The global green transition, renewable energy and supply security will continue to drive certain M&A activities in 2023 and beyond. In additon, the complexity of M&A transactions will increase towards 2030 as industrial players look to reach 2030 CO2 emission reduction targets and increase their supply security.

Regulatory Freedom  

Despite Denmark having a civil law legal system, M&A deals for private, non-listed companies in Denmark are mainly unregulated. Instead, under Danish law, there is a high degree of freedom of contract, which gives the parties optimal possibilities to bargain and create the terms as they desire – thereby also securing a speedy process. M&A for private companies, however, are still subject to some general regulation and principles, such as in the Danish Companies Act and the Danish Sale of Good Acts, as well as more specific regulation, which could be the Danish Competition Act, the Danish Act on Transfers of Undertakings, etc.

M&A in Denmark are subject to the caveat emptor principle, meaning that the buyer should make reasonable investigations and that the responsibility for potential defects reasonably disclosed in the target company generally lies with the buyer, unless the seller has acted fraudulently. On the other hand, the seller has an obligation to loyally inform the buyer about relevant issues in the target company. As a consequence of these general principles, and in order to lower the parties' risks, despite the standard process with information disclosed in a VDR and due diligence (and always subject to the size of the deal), W&I insurance is becoming more and more popular on the Danish M&A market.

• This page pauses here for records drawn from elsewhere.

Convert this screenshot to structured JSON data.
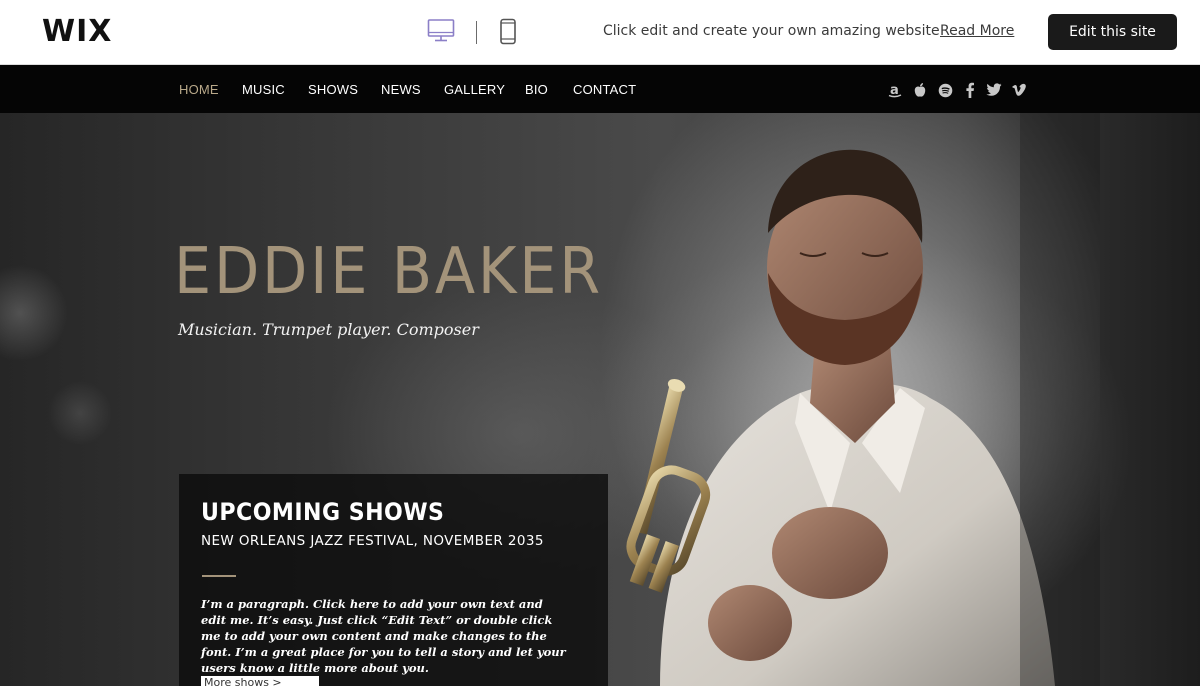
{
  "wix_bar": {
    "logo": "WIX",
    "device_desktop_icon": "desktop-icon",
    "device_mobile_icon": "mobile-icon",
    "promo_text": "Click edit and create your own amazing website",
    "read_more": "Read More",
    "edit_button": "Edit this site"
  },
  "nav": {
    "items": [
      {
        "label": "HOME",
        "active": true
      },
      {
        "label": "MUSIC",
        "active": false
      },
      {
        "label": "SHOWS",
        "active": false
      },
      {
        "label": "NEWS",
        "active": false
      },
      {
        "label": "GALLERY",
        "active": false
      },
      {
        "label": "BIO",
        "active": false
      },
      {
        "label": "CONTACT",
        "active": false
      }
    ],
    "social": [
      {
        "icon": "amazon-icon",
        "glyph": "a"
      },
      {
        "icon": "apple-icon",
        "glyph": ""
      },
      {
        "icon": "spotify-icon",
        "glyph": ""
      },
      {
        "icon": "facebook-icon",
        "glyph": "f"
      },
      {
        "icon": "twitter-icon",
        "glyph": ""
      },
      {
        "icon": "vimeo-icon",
        "glyph": "v"
      }
    ]
  },
  "hero": {
    "title": "EDDIE BAKER",
    "subtitle": "Musician. Trumpet player. Composer"
  },
  "shows": {
    "title": "UPCOMING SHOWS",
    "event": "NEW ORLEANS JAZZ FESTIVAL, NOVEMBER 2035",
    "paragraph": "I’m a paragraph. Click here to add your own text and edit me. It’s easy. Just click “Edit Text” or double click me to add your own content and make changes to the font. I’m a great place for you to tell a story and let your users know a little more about you.",
    "more_button": "More shows >"
  },
  "colors": {
    "accent_gold": "#a3937a",
    "nav_active": "#b9a98a",
    "nav_bg": "#050505",
    "edit_button_bg": "#1a1a1a",
    "desktop_icon": "#8b7fc7"
  }
}
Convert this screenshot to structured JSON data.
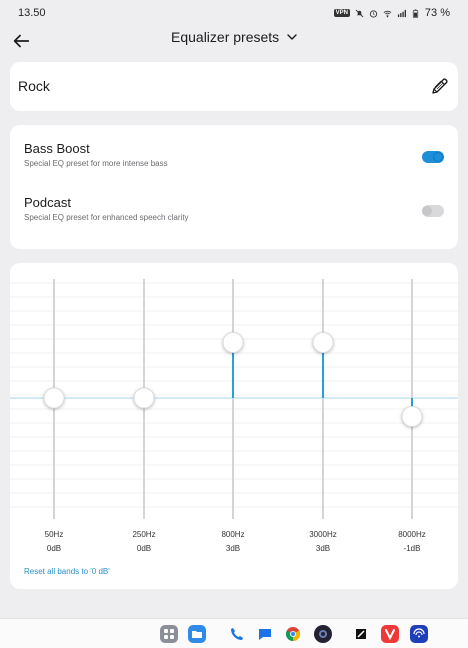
{
  "status_bar": {
    "time": "13.50",
    "vpn": "VPN",
    "battery": "73 %",
    "icons": [
      "vpn-icon",
      "mute-icon",
      "alarm-icon",
      "wifi-icon",
      "signal-icon",
      "battery-icon"
    ]
  },
  "header": {
    "title": "Equalizer presets",
    "back_icon": "arrow-left-icon",
    "dropdown_icon": "chevron-down-icon"
  },
  "preset": {
    "name": "Rock",
    "edit_icon": "pencil-icon"
  },
  "toggles": [
    {
      "title": "Bass Boost",
      "subtitle": "Special EQ preset for more intense bass",
      "enabled": true
    },
    {
      "title": "Podcast",
      "subtitle": "Special EQ preset for enhanced speech clarity",
      "enabled": false
    }
  ],
  "equalizer": {
    "bands": [
      {
        "freq": "50Hz",
        "gain": "0dB",
        "value": 0
      },
      {
        "freq": "250Hz",
        "gain": "0dB",
        "value": 0
      },
      {
        "freq": "800Hz",
        "gain": "3dB",
        "value": 3
      },
      {
        "freq": "3000Hz",
        "gain": "3dB",
        "value": 3
      },
      {
        "freq": "8000Hz",
        "gain": "-1dB",
        "value": -1
      }
    ],
    "range_db": [
      -10,
      10
    ],
    "reset_label": "Reset all bands to '0 dB'",
    "accent": "#2a9fd8"
  },
  "dock": {
    "apps": [
      "app-drawer-icon",
      "files-icon",
      "phone-icon",
      "messages-icon",
      "chrome-icon",
      "camera-icon",
      "notes-icon",
      "vivaldi-icon",
      "wireless-icon"
    ]
  }
}
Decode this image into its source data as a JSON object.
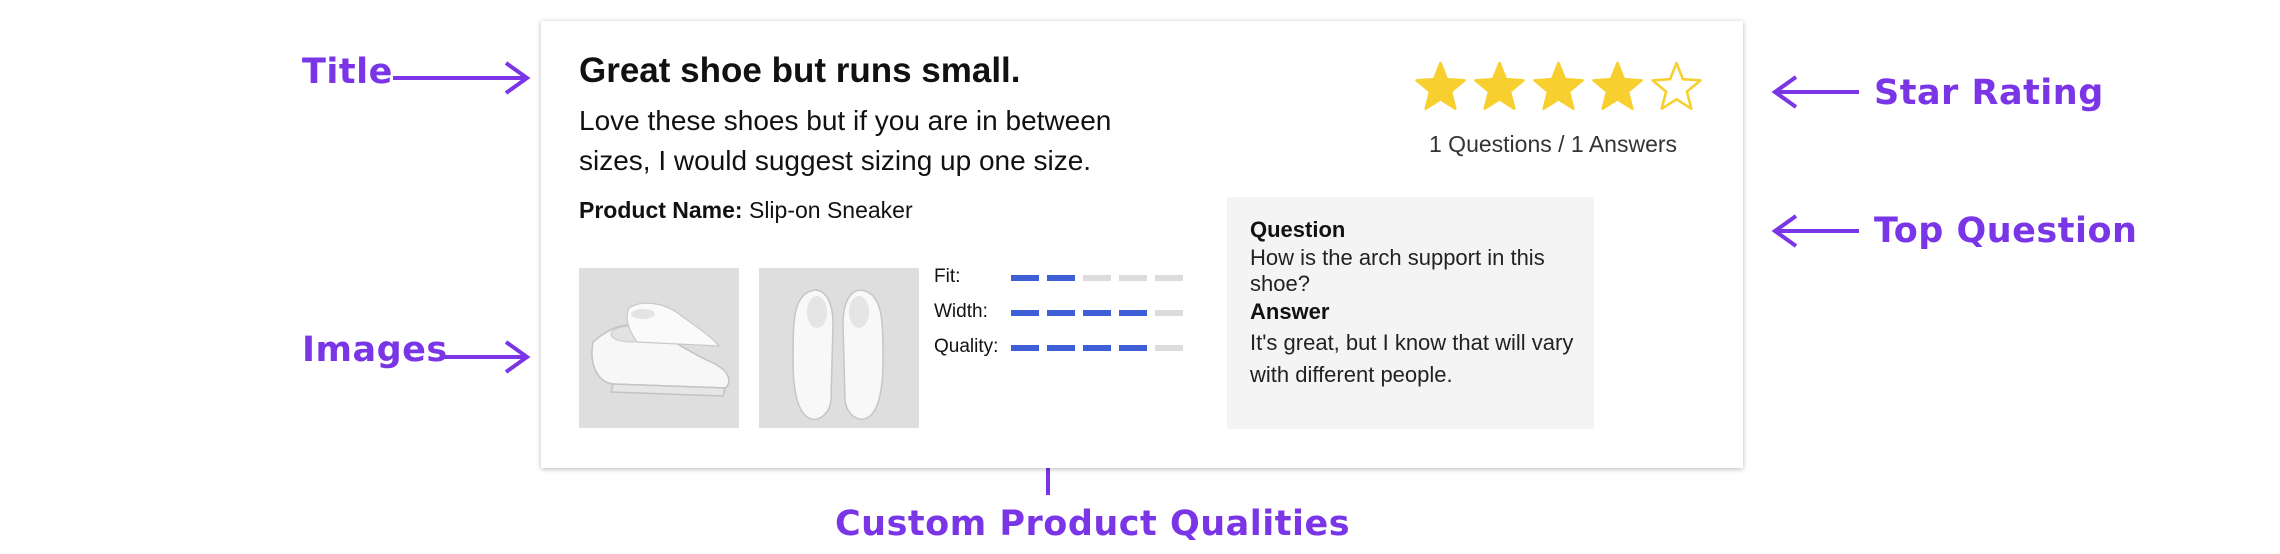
{
  "callouts": {
    "title": "Title",
    "images": "Images",
    "star_rating": "Star Rating",
    "top_question": "Top Question",
    "custom_qualities": "Custom Product Qualities"
  },
  "colors": {
    "callout": "#7a35e6",
    "star": "#f7cf2e",
    "bar_filled": "#3f5fd6",
    "bar_empty": "#dcdcdc"
  },
  "review": {
    "title": "Great shoe but runs small.",
    "body": "Love these shoes but if you are in between sizes, I would suggest sizing up one size.",
    "product_label": "Product Name:",
    "product_name": "Slip-on Sneaker",
    "images": [
      "shoe-side-view",
      "shoe-top-view"
    ],
    "qualities": [
      {
        "label": "Fit:",
        "filled": 2,
        "total": 5
      },
      {
        "label": "Width:",
        "filled": 4,
        "total": 5
      },
      {
        "label": "Quality:",
        "filled": 4,
        "total": 5
      }
    ],
    "rating": {
      "value": 4,
      "max": 5
    },
    "qa_count": "1 Questions / 1 Answers",
    "top_question": {
      "question_label": "Question",
      "question": "How is the arch support in this shoe?",
      "answer_label": "Answer",
      "answer": "It's great, but I know that will vary with different people."
    }
  }
}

A notable Danish topic to be aware of is that the wording in pre-contractual documents, drafts and emails can be of higher importance than in many other jurisdictions. Thus, even with an “Entire Agreement” clause in a final agreement, a Danish ruling would likely disregard such clause to a high extent and take into consideration the parties’ actions and exchanges prior to signing the final agreement if a dispute occurs.

Danish Foreign Direct Investment (FDI) Rules 

The Danish Investment Screening Act, which is an implementation of the EU's framework for the co-ordination of FDI screening, entered into force in 2021 and has now been in force for more than one year. The interpretation of the new rules and the application in M&A transactions is maturing, with the buy-side and sell-side now considering this new regulatory framework a natural part of the M&A project planning and execution. Buy-side, sell-side and target companies are co-operating in the preparation of the FDI approval application to make sure that the governmental approval process will not delay transactions.